# EXERCISE DETAILS
Write the entries below out again without a single difference.

App and web page records

- - -

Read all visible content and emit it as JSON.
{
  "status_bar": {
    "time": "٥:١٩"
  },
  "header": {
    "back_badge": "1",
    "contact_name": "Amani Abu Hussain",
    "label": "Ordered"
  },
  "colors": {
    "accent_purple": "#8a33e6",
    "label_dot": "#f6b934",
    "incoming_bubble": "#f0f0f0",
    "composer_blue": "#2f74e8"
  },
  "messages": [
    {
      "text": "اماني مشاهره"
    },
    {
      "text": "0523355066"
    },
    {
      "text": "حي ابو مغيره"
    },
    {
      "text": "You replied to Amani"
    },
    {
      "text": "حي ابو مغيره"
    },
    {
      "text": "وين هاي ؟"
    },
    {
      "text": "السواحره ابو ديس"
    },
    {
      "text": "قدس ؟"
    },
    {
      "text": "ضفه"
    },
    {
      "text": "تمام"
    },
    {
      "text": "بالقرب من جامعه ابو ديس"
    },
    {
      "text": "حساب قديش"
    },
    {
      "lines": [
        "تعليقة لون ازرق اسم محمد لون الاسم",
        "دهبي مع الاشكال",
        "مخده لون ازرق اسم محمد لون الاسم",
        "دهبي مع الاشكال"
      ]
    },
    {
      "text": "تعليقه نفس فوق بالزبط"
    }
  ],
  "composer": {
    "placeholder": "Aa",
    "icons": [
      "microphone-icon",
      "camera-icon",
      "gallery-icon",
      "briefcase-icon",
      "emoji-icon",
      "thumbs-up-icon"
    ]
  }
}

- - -

# TASK RESULT
Read all visible content and emit it as JSON.
{
  "status_bar": {
    "time": "٥:١٩"
  },
  "header": {
    "back_badge": "1",
    "contact_name": "Amani Abu Hussain",
    "label": "Ordered"
  },
  "colors": {
    "accent_purple": "#8a33e6",
    "label_dot": "#f6b934",
    "incoming_bubble": "#f0f0f0",
    "composer_blue": "#2f74e8"
  },
  "messages": [
    {
      "text": "اماني مشاهره"
    },
    {
      "text": "0523355066"
    },
    {
      "text": "حي ابو مغيره"
    },
    {
      "text": "You replied to Amani"
    },
    {
      "text": "حي ابو مغيره"
    },
    {
      "text": "وين هاي ؟"
    },
    {
      "text": "السواحره ابو ديس"
    },
    {
      "text": "قدس ؟"
    },
    {
      "text": "ضفه"
    },
    {
      "text": "تمام"
    },
    {
      "text": "بالقرب من جامعه ابو ديس"
    },
    {
      "text": "حساب قديش"
    },
    {
      "lines": [
        "تعليقة لون ازرق اسم محمد لون الاسم",
        "دهبي مع الاشكال",
        "مخده لون ازرق اسم محمد لون الاسم",
        "دهبي مع الاشكال"
      ]
    },
    {
      "text": "تعليقه نفس فوق بالزبط"
    }
  ],
  "composer": {
    "placeholder": "Aa",
    "icons": [
      "microphone-icon",
      "camera-icon",
      "gallery-icon",
      "briefcase-icon",
      "emoji-icon",
      "thumbs-up-icon"
    ]
  }
}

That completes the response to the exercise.